# Excerpts from an interface dataset:
———

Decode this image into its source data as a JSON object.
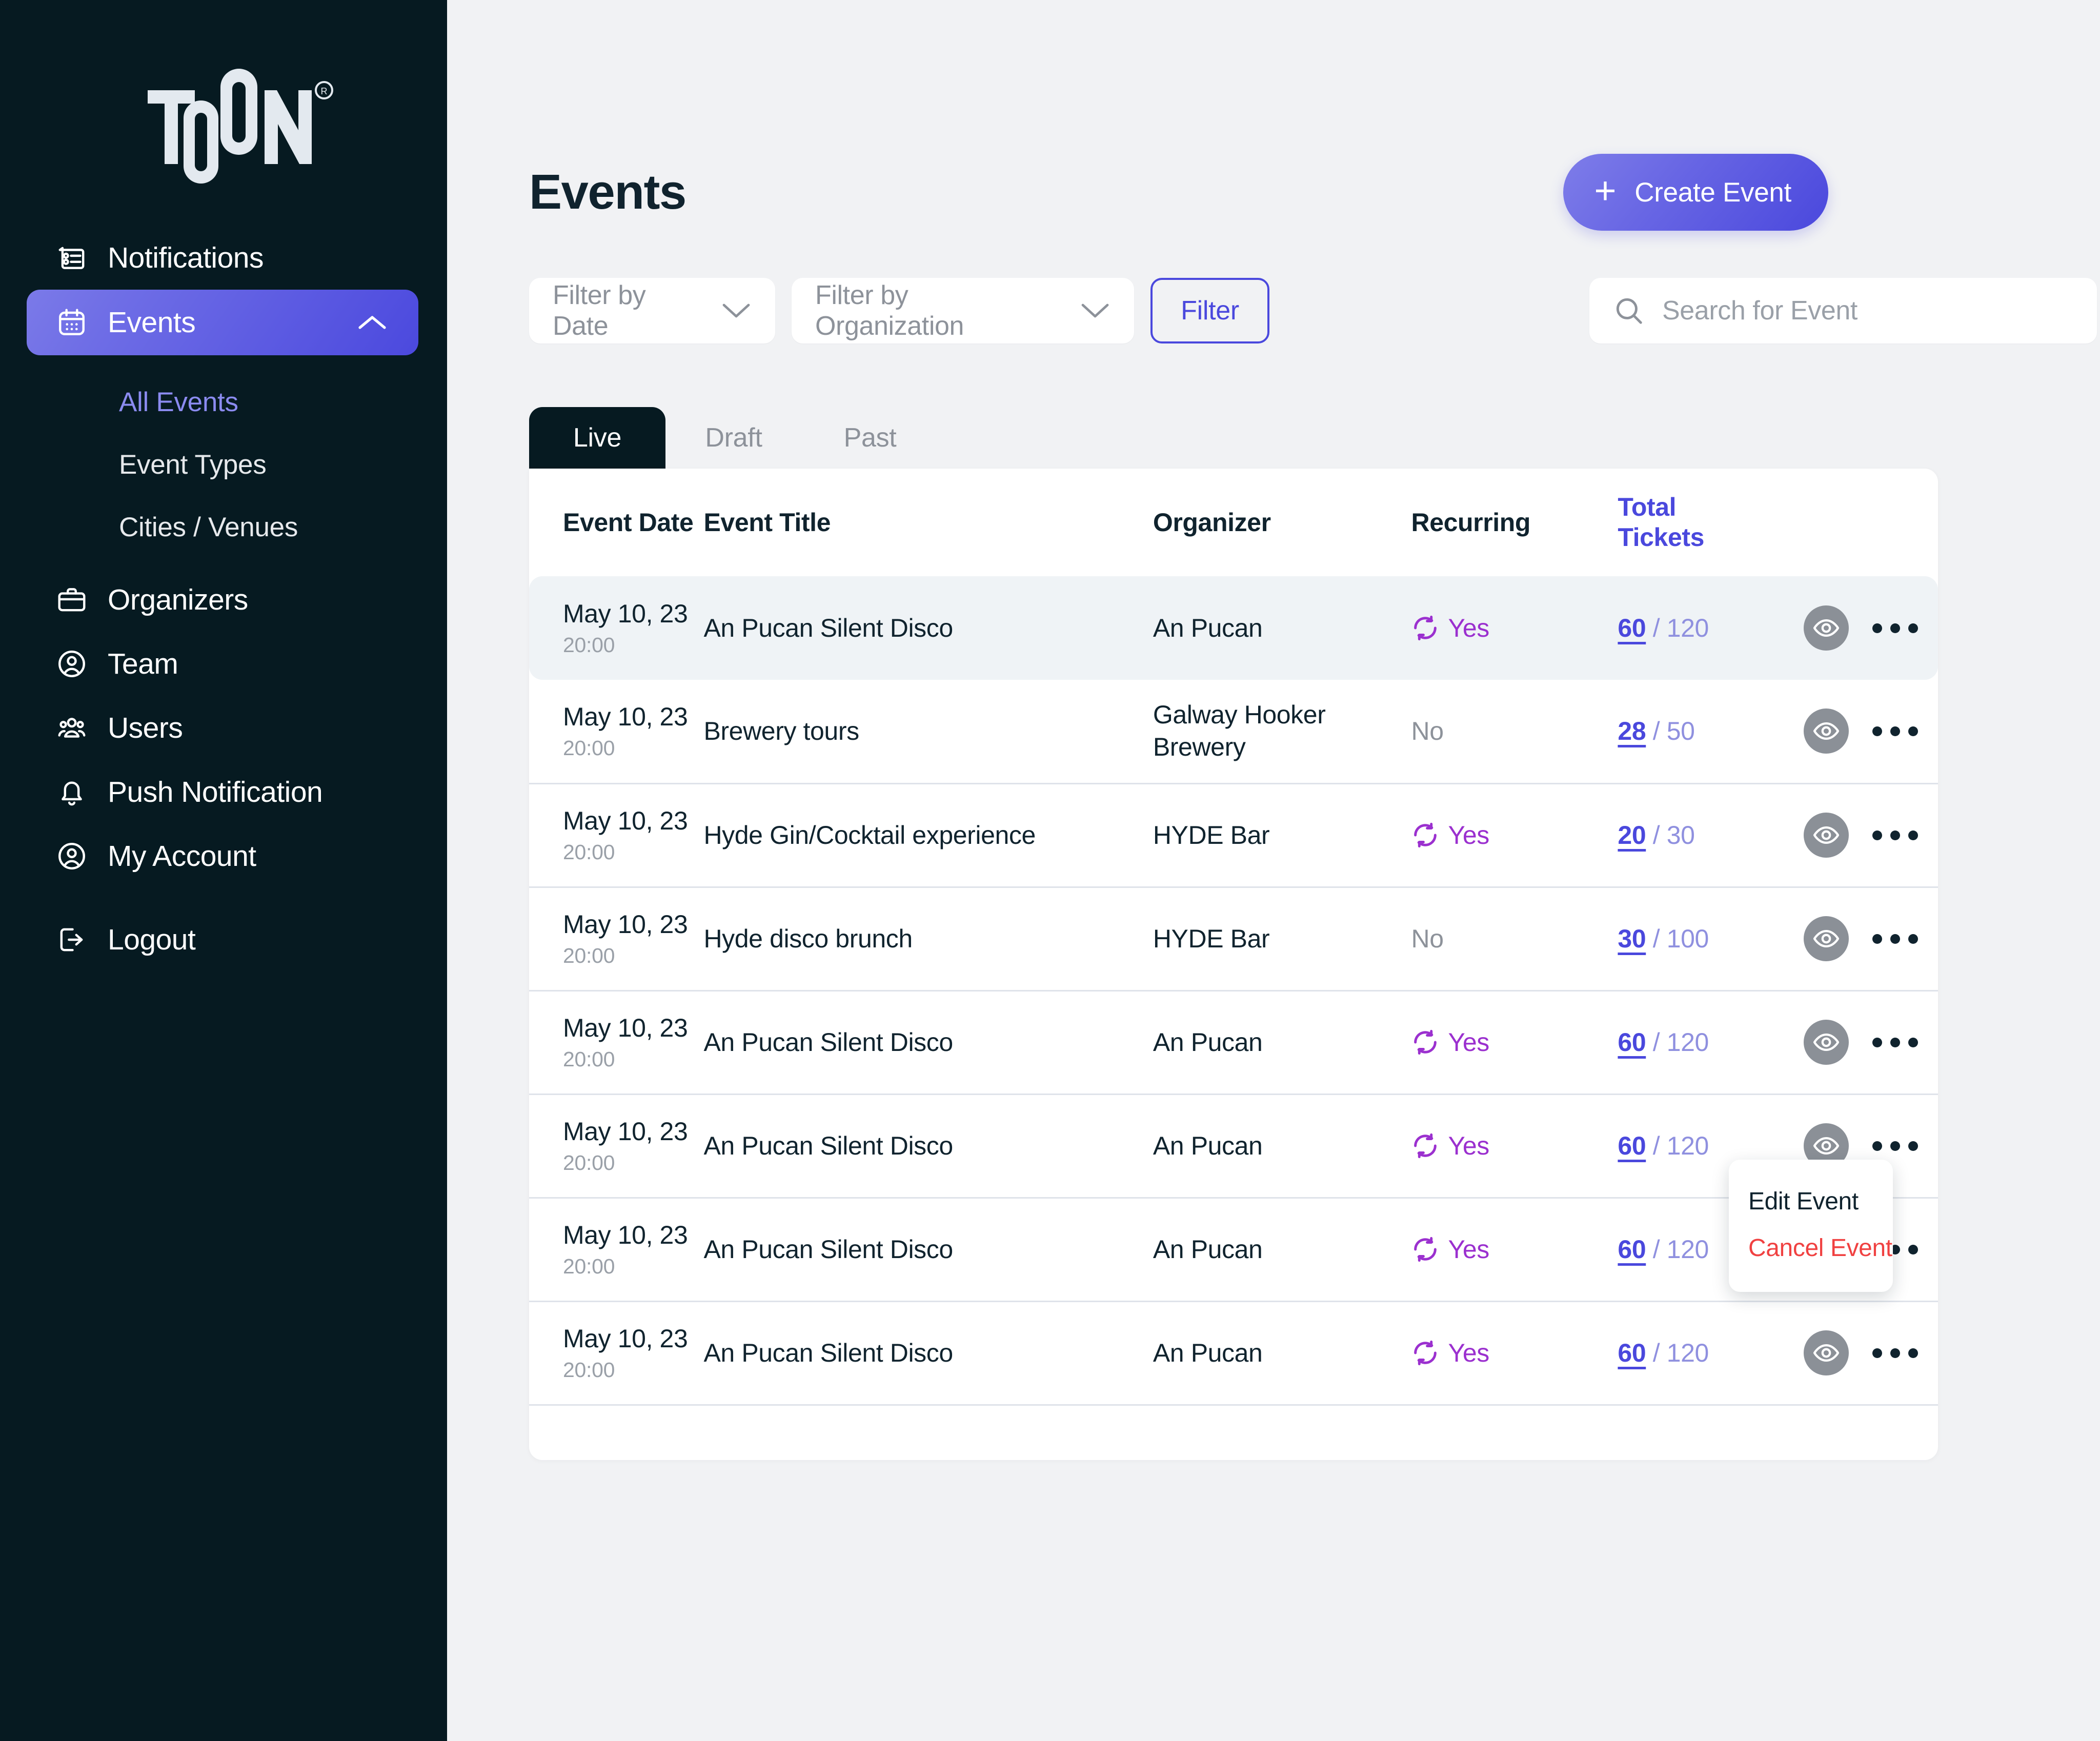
{
  "brand": {
    "name": "TOON",
    "trademark": "®"
  },
  "sidebar": {
    "items": [
      {
        "label": "Notifications",
        "icon": "notifications-list-icon"
      },
      {
        "label": "Events",
        "icon": "calendar-icon",
        "active": true,
        "chevron": "chevron-up-icon"
      },
      {
        "label": "Organizers",
        "icon": "briefcase-icon"
      },
      {
        "label": "Team",
        "icon": "user-circle-icon"
      },
      {
        "label": "Users",
        "icon": "users-group-icon"
      },
      {
        "label": "Push Notification",
        "icon": "bell-icon"
      },
      {
        "label": "My Account",
        "icon": "user-circle-icon"
      },
      {
        "label": "Logout",
        "icon": "logout-icon"
      }
    ],
    "subitems": [
      {
        "label": "All Events",
        "current": true
      },
      {
        "label": "Event Types",
        "current": false
      },
      {
        "label": "Cities / Venues",
        "current": false
      }
    ]
  },
  "header": {
    "title": "Events",
    "create_button": {
      "label": "Create Event",
      "icon": "plus-icon"
    }
  },
  "controls": {
    "filter_date": {
      "label": "Filter by Date",
      "icon": "chevron-down-icon"
    },
    "filter_org": {
      "label": "Filter by Organization",
      "icon": "chevron-down-icon"
    },
    "filter_button": "Filter",
    "search": {
      "placeholder": "Search for Event",
      "value": "",
      "icon": "search-icon"
    }
  },
  "tabs": [
    {
      "label": "Live",
      "active": true
    },
    {
      "label": "Draft",
      "active": false
    },
    {
      "label": "Past",
      "active": false
    }
  ],
  "table": {
    "columns": [
      "Event Date",
      "Event Title",
      "Organizer",
      "Recurring",
      "Total",
      "Tickets"
    ],
    "headers": {
      "date": "Event Date",
      "title": "Event Title",
      "organizer": "Organizer",
      "recurring": "Recurring",
      "tickets_line1": "Total",
      "tickets_line2": "Tickets"
    },
    "rows": [
      {
        "date": "May 10, 23",
        "time": "20:00",
        "title": "An Pucan Silent Disco",
        "organizer": "An Pucan",
        "recurring": "Yes",
        "sold": "60",
        "capacity": "/ 120",
        "highlight": true
      },
      {
        "date": "May 10, 23",
        "time": "20:00",
        "title": "Brewery tours",
        "organizer": "Galway Hooker Brewery",
        "recurring": "No",
        "sold": "28",
        "capacity": "/ 50",
        "highlight": false
      },
      {
        "date": "May 10, 23",
        "time": "20:00",
        "title": "Hyde Gin/Cocktail experience",
        "organizer": "HYDE Bar",
        "recurring": "Yes",
        "sold": "20",
        "capacity": "/ 30",
        "highlight": false
      },
      {
        "date": "May 10, 23",
        "time": "20:00",
        "title": "Hyde disco brunch",
        "organizer": "HYDE Bar",
        "recurring": "No",
        "sold": "30",
        "capacity": "/ 100",
        "highlight": false
      },
      {
        "date": "May 10, 23",
        "time": "20:00",
        "title": "An Pucan Silent Disco",
        "organizer": "An Pucan",
        "recurring": "Yes",
        "sold": "60",
        "capacity": "/ 120",
        "highlight": false
      },
      {
        "date": "May 10, 23",
        "time": "20:00",
        "title": "An Pucan Silent Disco",
        "organizer": "An Pucan",
        "recurring": "Yes",
        "sold": "60",
        "capacity": "/ 120",
        "highlight": false
      },
      {
        "date": "May 10, 23",
        "time": "20:00",
        "title": "An Pucan Silent Disco",
        "organizer": "An Pucan",
        "recurring": "Yes",
        "sold": "60",
        "capacity": "/ 120",
        "highlight": false
      },
      {
        "date": "May 10, 23",
        "time": "20:00",
        "title": "An Pucan Silent Disco",
        "organizer": "An Pucan",
        "recurring": "Yes",
        "sold": "60",
        "capacity": "/ 120",
        "highlight": false
      }
    ]
  },
  "context_menu": {
    "visible": true,
    "items": [
      {
        "label": "Edit Event",
        "variant": "edit"
      },
      {
        "label": "Cancel Event",
        "variant": "cancel"
      }
    ]
  },
  "colors": {
    "sidebar_bg": "#061a21",
    "accent": "#4a48dd",
    "accent_light": "#7e7de9",
    "recurring_yes": "#9b30cf",
    "danger": "#f04141",
    "page_bg": "#f1f2f4",
    "muted": "#8d929a"
  }
}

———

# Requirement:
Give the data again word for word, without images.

# Task result:
Decode this image into its source data as a JSON object.
{
  "brand": {
    "name": "TOON",
    "trademark": "®"
  },
  "sidebar": {
    "items": [
      {
        "label": "Notifications",
        "icon": "notifications-list-icon"
      },
      {
        "label": "Events",
        "icon": "calendar-icon",
        "active": true,
        "chevron": "chevron-up-icon"
      },
      {
        "label": "Organizers",
        "icon": "briefcase-icon"
      },
      {
        "label": "Team",
        "icon": "user-circle-icon"
      },
      {
        "label": "Users",
        "icon": "users-group-icon"
      },
      {
        "label": "Push Notification",
        "icon": "bell-icon"
      },
      {
        "label": "My Account",
        "icon": "user-circle-icon"
      },
      {
        "label": "Logout",
        "icon": "logout-icon"
      }
    ],
    "subitems": [
      {
        "label": "All Events",
        "current": true
      },
      {
        "label": "Event Types",
        "current": false
      },
      {
        "label": "Cities / Venues",
        "current": false
      }
    ]
  },
  "header": {
    "title": "Events",
    "create_button": {
      "label": "Create Event",
      "icon": "plus-icon"
    }
  },
  "controls": {
    "filter_date": {
      "label": "Filter by Date",
      "icon": "chevron-down-icon"
    },
    "filter_org": {
      "label": "Filter by Organization",
      "icon": "chevron-down-icon"
    },
    "filter_button": "Filter",
    "search": {
      "placeholder": "Search for Event",
      "value": "",
      "icon": "search-icon"
    }
  },
  "tabs": [
    {
      "label": "Live",
      "active": true
    },
    {
      "label": "Draft",
      "active": false
    },
    {
      "label": "Past",
      "active": false
    }
  ],
  "table": {
    "columns": [
      "Event Date",
      "Event Title",
      "Organizer",
      "Recurring",
      "Total",
      "Tickets"
    ],
    "headers": {
      "date": "Event Date",
      "title": "Event Title",
      "organizer": "Organizer",
      "recurring": "Recurring",
      "tickets_line1": "Total",
      "tickets_line2": "Tickets"
    },
    "rows": [
      {
        "date": "May 10, 23",
        "time": "20:00",
        "title": "An Pucan Silent Disco",
        "organizer": "An Pucan",
        "recurring": "Yes",
        "sold": "60",
        "capacity": "/ 120",
        "highlight": true
      },
      {
        "date": "May 10, 23",
        "time": "20:00",
        "title": "Brewery tours",
        "organizer": "Galway Hooker Brewery",
        "recurring": "No",
        "sold": "28",
        "capacity": "/ 50",
        "highlight": false
      },
      {
        "date": "May 10, 23",
        "time": "20:00",
        "title": "Hyde Gin/Cocktail experience",
        "organizer": "HYDE Bar",
        "recurring": "Yes",
        "sold": "20",
        "capacity": "/ 30",
        "highlight": false
      },
      {
        "date": "May 10, 23",
        "time": "20:00",
        "title": "Hyde disco brunch",
        "organizer": "HYDE Bar",
        "recurring": "No",
        "sold": "30",
        "capacity": "/ 100",
        "highlight": false
      },
      {
        "date": "May 10, 23",
        "time": "20:00",
        "title": "An Pucan Silent Disco",
        "organizer": "An Pucan",
        "recurring": "Yes",
        "sold": "60",
        "capacity": "/ 120",
        "highlight": false
      },
      {
        "date": "May 10, 23",
        "time": "20:00",
        "title": "An Pucan Silent Disco",
        "organizer": "An Pucan",
        "recurring": "Yes",
        "sold": "60",
        "capacity": "/ 120",
        "highlight": false
      },
      {
        "date": "May 10, 23",
        "time": "20:00",
        "title": "An Pucan Silent Disco",
        "organizer": "An Pucan",
        "recurring": "Yes",
        "sold": "60",
        "capacity": "/ 120",
        "highlight": false
      },
      {
        "date": "May 10, 23",
        "time": "20:00",
        "title": "An Pucan Silent Disco",
        "organizer": "An Pucan",
        "recurring": "Yes",
        "sold": "60",
        "capacity": "/ 120",
        "highlight": false
      }
    ]
  },
  "context_menu": {
    "visible": true,
    "items": [
      {
        "label": "Edit Event",
        "variant": "edit"
      },
      {
        "label": "Cancel Event",
        "variant": "cancel"
      }
    ]
  },
  "colors": {
    "sidebar_bg": "#061a21",
    "accent": "#4a48dd",
    "accent_light": "#7e7de9",
    "recurring_yes": "#9b30cf",
    "danger": "#f04141",
    "page_bg": "#f1f2f4",
    "muted": "#8d929a"
  }
}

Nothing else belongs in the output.